··· AVAILABLE RECORDS ···

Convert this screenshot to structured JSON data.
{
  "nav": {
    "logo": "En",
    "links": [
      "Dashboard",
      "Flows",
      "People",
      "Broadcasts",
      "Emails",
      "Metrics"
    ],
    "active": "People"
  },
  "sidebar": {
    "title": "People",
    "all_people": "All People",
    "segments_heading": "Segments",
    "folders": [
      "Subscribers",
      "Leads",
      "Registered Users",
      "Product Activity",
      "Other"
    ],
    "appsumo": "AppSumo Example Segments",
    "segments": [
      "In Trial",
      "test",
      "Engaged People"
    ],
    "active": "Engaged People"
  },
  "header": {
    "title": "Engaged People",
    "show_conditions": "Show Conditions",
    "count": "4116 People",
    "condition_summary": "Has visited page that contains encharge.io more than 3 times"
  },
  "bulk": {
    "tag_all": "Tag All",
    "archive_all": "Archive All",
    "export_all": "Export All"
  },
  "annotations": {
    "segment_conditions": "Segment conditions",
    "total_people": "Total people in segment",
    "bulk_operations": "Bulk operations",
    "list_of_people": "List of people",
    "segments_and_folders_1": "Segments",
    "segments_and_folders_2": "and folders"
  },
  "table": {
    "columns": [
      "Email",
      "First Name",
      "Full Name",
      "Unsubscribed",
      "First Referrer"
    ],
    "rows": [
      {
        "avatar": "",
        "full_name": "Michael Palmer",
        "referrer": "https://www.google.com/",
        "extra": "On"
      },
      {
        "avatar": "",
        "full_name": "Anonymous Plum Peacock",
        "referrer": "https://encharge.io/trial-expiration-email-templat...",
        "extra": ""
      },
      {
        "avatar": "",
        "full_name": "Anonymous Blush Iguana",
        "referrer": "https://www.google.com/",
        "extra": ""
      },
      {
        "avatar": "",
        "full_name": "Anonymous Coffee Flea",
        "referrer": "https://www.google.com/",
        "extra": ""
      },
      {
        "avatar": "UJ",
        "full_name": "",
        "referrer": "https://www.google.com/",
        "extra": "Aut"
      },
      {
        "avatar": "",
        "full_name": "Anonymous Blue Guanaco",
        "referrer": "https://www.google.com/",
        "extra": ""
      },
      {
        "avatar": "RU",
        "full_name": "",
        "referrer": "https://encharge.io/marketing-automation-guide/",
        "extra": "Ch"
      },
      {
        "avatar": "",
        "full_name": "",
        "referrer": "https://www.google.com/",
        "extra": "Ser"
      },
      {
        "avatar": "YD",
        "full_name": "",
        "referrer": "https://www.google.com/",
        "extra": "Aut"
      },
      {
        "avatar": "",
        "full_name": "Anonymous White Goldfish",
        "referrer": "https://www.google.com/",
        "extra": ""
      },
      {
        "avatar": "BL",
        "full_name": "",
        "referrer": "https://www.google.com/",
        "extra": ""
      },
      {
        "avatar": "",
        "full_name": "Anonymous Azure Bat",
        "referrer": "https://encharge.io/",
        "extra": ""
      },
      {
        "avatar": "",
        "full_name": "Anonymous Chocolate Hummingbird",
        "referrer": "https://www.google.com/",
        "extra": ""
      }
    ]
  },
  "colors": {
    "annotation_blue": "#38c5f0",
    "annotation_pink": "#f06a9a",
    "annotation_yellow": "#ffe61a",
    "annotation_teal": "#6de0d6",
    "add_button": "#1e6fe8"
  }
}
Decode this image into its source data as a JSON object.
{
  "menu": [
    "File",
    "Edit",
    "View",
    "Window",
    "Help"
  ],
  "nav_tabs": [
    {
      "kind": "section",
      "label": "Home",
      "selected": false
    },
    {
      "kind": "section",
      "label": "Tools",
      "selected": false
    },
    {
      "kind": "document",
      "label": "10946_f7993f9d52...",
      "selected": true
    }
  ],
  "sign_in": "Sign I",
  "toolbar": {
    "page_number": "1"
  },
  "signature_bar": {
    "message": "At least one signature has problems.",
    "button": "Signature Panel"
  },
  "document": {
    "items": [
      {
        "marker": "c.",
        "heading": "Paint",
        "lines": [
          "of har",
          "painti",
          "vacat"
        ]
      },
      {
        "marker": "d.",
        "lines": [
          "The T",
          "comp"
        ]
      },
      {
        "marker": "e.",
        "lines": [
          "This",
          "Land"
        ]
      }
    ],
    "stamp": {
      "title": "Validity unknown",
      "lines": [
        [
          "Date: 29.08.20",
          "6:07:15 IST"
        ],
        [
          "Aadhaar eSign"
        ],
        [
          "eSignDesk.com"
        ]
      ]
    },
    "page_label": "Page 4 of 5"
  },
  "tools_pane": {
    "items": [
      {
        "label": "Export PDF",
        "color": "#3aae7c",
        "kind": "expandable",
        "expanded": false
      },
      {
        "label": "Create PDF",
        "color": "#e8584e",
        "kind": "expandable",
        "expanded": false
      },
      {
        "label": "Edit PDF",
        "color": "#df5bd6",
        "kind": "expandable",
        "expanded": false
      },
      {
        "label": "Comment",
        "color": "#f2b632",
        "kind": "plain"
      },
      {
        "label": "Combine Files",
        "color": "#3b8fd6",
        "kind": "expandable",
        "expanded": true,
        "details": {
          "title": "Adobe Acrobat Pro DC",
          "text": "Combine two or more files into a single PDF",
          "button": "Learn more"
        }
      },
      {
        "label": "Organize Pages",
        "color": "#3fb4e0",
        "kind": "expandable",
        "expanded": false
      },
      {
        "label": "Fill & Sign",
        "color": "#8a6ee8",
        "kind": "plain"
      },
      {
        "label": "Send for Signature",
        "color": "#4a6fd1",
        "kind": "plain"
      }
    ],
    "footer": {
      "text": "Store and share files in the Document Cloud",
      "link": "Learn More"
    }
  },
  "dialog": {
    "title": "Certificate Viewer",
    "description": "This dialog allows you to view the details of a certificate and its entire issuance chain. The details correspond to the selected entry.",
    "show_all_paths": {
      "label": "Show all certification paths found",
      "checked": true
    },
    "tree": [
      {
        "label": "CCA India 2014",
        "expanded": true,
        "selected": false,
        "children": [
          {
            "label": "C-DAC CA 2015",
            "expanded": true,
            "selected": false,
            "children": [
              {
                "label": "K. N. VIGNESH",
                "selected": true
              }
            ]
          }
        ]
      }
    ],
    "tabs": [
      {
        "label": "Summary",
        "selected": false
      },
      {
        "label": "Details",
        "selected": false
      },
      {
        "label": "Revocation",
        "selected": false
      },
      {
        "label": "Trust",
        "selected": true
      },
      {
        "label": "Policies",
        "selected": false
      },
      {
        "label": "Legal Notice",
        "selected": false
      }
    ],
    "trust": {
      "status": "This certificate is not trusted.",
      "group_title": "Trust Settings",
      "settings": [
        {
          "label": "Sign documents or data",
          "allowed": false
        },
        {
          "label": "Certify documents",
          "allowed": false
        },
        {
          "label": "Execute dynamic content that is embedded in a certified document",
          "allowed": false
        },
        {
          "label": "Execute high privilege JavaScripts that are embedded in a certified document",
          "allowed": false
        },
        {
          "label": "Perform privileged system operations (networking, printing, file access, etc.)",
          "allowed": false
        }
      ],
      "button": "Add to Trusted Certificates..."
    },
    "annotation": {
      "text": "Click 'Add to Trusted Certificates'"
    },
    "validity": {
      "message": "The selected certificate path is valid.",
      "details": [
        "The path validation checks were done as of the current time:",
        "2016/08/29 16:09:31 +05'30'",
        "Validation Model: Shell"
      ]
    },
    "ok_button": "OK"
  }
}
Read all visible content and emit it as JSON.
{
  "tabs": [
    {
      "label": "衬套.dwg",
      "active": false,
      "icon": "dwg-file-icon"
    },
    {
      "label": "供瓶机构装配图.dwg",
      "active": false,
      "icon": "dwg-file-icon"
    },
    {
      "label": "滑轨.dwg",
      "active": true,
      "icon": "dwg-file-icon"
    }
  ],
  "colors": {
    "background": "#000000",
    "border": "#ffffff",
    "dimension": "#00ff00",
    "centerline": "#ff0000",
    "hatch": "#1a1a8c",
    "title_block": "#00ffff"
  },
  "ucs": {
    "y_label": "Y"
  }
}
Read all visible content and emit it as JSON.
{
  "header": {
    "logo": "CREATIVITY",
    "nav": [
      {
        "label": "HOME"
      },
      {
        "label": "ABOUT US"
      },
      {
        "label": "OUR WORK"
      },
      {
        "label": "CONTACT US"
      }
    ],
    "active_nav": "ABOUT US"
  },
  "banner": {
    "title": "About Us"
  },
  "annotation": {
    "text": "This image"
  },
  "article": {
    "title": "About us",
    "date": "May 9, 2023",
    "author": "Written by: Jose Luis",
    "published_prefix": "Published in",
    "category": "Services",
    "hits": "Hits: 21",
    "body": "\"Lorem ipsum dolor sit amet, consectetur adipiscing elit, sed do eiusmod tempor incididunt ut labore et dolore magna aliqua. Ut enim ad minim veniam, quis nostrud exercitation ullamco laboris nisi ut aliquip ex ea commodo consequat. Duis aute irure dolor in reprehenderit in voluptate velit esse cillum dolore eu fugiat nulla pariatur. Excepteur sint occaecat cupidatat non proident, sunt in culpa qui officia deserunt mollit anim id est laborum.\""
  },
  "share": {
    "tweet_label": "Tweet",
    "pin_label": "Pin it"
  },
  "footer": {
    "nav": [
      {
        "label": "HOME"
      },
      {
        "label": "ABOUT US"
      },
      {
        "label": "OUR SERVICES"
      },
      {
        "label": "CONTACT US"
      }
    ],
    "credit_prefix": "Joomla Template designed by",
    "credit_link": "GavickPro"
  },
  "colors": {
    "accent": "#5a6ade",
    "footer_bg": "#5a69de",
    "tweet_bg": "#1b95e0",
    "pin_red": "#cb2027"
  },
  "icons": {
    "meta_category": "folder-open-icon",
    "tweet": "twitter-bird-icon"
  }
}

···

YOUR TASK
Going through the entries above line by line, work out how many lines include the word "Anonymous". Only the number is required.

EXERCISE SOLUTION
7